Ivey was asked to speculate on potential future parts supplier announcements and if more could be forthcoming.

“I sure hope so because Mazda Toyota is a big facility,” she replied. “They may need some more suppliers. We hope they’ll come. We’re looking forward to having them.”

Huntsville Mayor Tommy Battle and Gov. Kay Ivey at YKTA announcement, 5/22/2019 (Jeff Poor/YHN)

Huntsville Mayor Tommy Battle said he expected to see a boost in the economy as the manufacturing was underway at the Mazda Toyota facility.

“As they come and start producing automobiles, we’ll see more and more come off of this — more and more jobs, more and more for the economy coming off of this. It’s a great day for us.”

He predicted there would be more announcements, but they wouldn’t solely be in Huntsville. They would be scattered throughout the northern part of Alabama.

“The future holds more of these announcements,” Battle explained. “They all won’t be right here. There will be announcements all across North Alabama — down to Jasper, to the tri-cities, over to the Sand Mountain area because every labor pool will be challenged out of this. And that’s the great thing — that we’ll provide jobs for people all across North Alabama, even into South Tennessee.”

During an appearance on Huntsville radio’s WVNN following today’s announcement, Limestone County District 3 County Commissioner Jason Black discussed the announcement of the new venture and noted that the area was “flooded” with similar announcements.

“Just like all the other announcements we’ve had — it’s just fantastic that we’re able to have them,” Black said. “There are places throughout the United States that are looking for businesses to come in and we’re just flooded with them at this time. The Mazda Toyota Manufacturing deal was larger than some people can even imagine.”

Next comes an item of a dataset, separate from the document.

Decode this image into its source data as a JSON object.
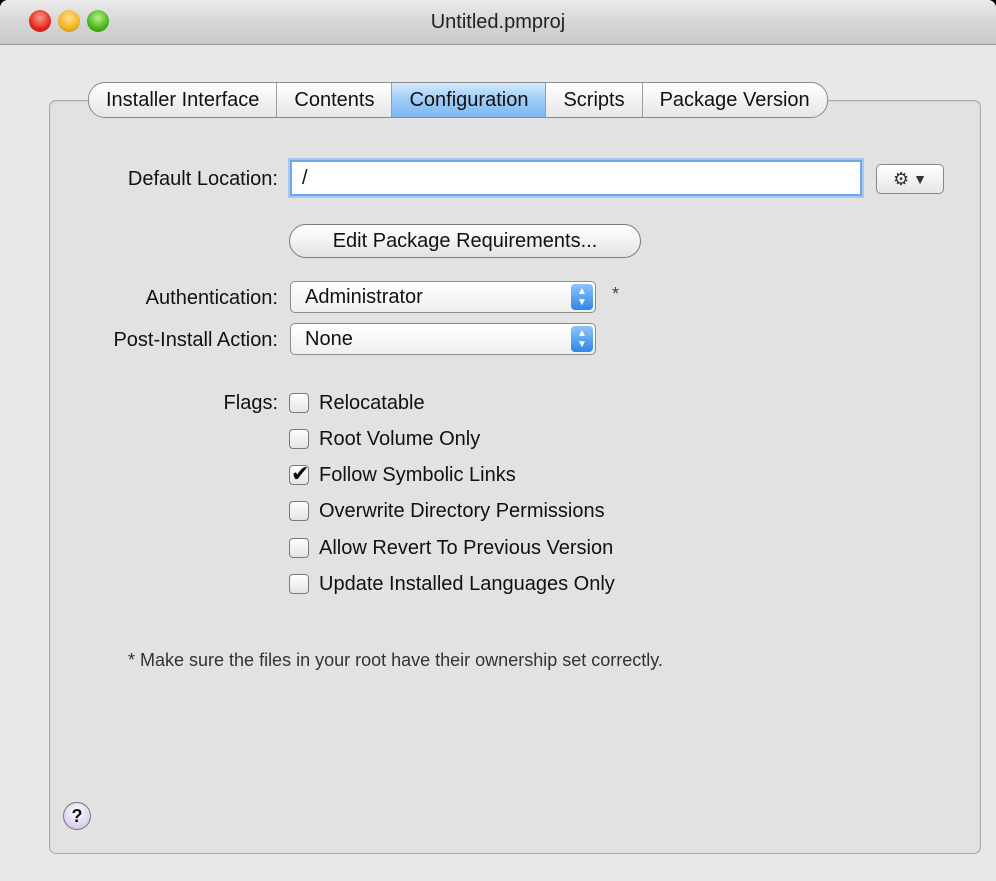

@Jeff_Poor is a graduate of Auburn University, the editor of Breitbart TV and host of “The Jeff Poor Show” from 2-5 p.m. on WVNN in Huntsville.